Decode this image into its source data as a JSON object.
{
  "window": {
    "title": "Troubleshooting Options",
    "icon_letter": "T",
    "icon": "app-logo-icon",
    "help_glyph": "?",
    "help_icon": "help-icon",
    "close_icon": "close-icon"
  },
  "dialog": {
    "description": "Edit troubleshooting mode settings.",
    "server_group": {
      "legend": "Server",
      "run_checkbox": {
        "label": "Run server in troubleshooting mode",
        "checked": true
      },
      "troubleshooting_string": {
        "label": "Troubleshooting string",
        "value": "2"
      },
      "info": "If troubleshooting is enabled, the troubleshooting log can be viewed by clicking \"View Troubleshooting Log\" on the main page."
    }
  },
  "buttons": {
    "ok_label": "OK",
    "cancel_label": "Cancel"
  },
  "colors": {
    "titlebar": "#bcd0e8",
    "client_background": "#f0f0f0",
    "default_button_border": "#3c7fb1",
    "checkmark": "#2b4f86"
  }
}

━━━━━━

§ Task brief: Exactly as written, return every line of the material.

§ Reply:
Decode this image into its source data as a JSON object.
{
  "window": {
    "title": "Troubleshooting Options",
    "icon_letter": "T",
    "icon": "app-logo-icon",
    "help_glyph": "?",
    "help_icon": "help-icon",
    "close_icon": "close-icon"
  },
  "dialog": {
    "description": "Edit troubleshooting mode settings.",
    "server_group": {
      "legend": "Server",
      "run_checkbox": {
        "label": "Run server in troubleshooting mode",
        "checked": true
      },
      "troubleshooting_string": {
        "label": "Troubleshooting string",
        "value": "2"
      },
      "info": "If troubleshooting is enabled, the troubleshooting log can be viewed by clicking \"View Troubleshooting Log\" on the main page."
    }
  },
  "buttons": {
    "ok_label": "OK",
    "cancel_label": "Cancel"
  },
  "colors": {
    "titlebar": "#bcd0e8",
    "client_background": "#f0f0f0",
    "default_button_border": "#3c7fb1",
    "checkmark": "#2b4f86"
  }
}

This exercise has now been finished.